Edited by Jay Ruzesky and John Barton

This issue of The Malahat Review contains "green" poetry, fiction, and creative nonfiction, including a couple of National Magazine Award winners and a Western Magazine Award finalist: Sina Queyras' "Her Dreams of the Expressway" (Gold, poetry) and Joel Yanofsky's "Bad Day" (Silver NMA, personal journalism and finalist for a WMA, human experience). Contributors to this issue include Philip Kevin Paul, Melanie Siebert, John Steffler, Roo Borson, Timothy Brownlow, Peter Sanger, Jan Conn, and Cynthia Woodman Kerkham. Jay Ruzesky also interviews four authors: Tim Lilburn, P. K. Page, Don McKay, and Jan Zwicky.

issue 170

#170 Lorna Crozier, Patrick Lane, and Aesthetic Kinship Spring 2010
Edited by John Barton

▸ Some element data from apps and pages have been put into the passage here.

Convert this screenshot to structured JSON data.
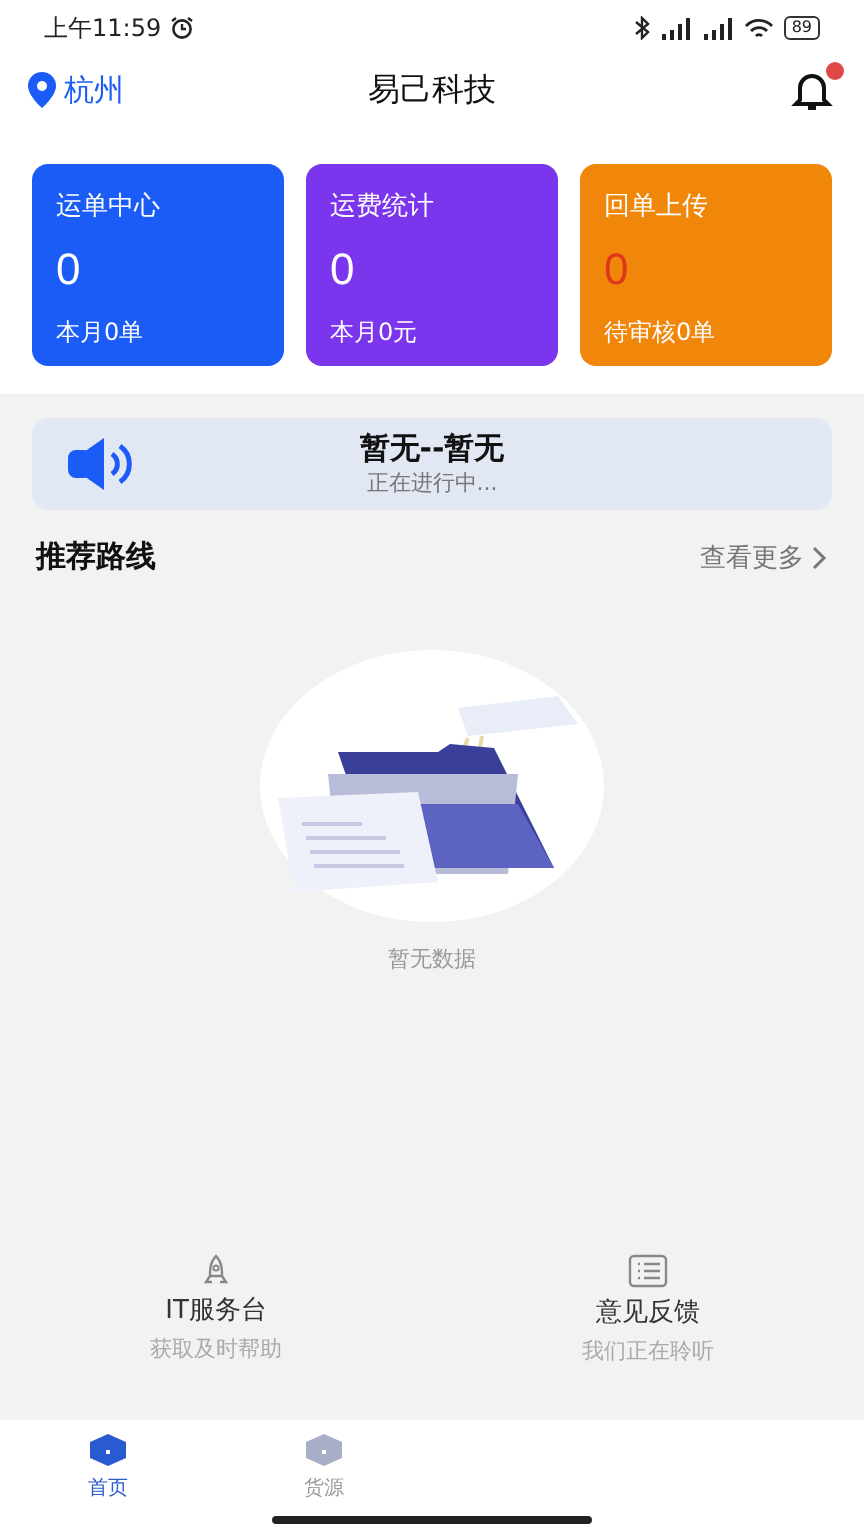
{
  "status_bar": {
    "time": "上午11:59",
    "battery": "89"
  },
  "header": {
    "city": "杭州",
    "title": "易己科技",
    "notification_dot": true
  },
  "cards": [
    {
      "title": "运单中心",
      "value": "0",
      "value_alert": false,
      "subtitle": "本月0单",
      "color": "#1a5cf5"
    },
    {
      "title": "运费统计",
      "value": "0",
      "value_alert": false,
      "subtitle": "本月0元",
      "color": "#7b35ec"
    },
    {
      "title": "回单上传",
      "value": "0",
      "value_alert": true,
      "subtitle": "待审核0单",
      "color": "#f0860a"
    }
  ],
  "notice": {
    "title": "暂无--暂无",
    "subtitle": "正在进行中..."
  },
  "section": {
    "title": "推荐路线",
    "more": "查看更多"
  },
  "empty_state": {
    "text": "暂无数据"
  },
  "services": [
    {
      "kind": "support",
      "title": "IT服务台",
      "subtitle": "获取及时帮助"
    },
    {
      "kind": "feedback",
      "title": "意见反馈",
      "subtitle": "我们正在聆听"
    }
  ],
  "tabs": [
    {
      "label": "首页",
      "selected": true
    },
    {
      "label": "货源",
      "selected": false
    }
  ]
}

This recognition of the contribution this literary duo has made to the writing community, particularly on the west coast, contains writing by many authors affected by Lorna and Patrick, including Chris Hutchinson, George Bowering, Tim Lilburn, Heather McHugh, Don Domanski, Steven Price, Brian Brett, Isabel Huggan, and Jeanette Lynes. There is also an interview with Lorna, Patrick, and Jay Ruzesky, criticism by John Kinsella and Carmen Leñero, and reviews of Lorna Crozier and Patrick Lane's latest books, Small Beneath the Sky: A Prairie Memoir and Red Dog, Red Dog respectively.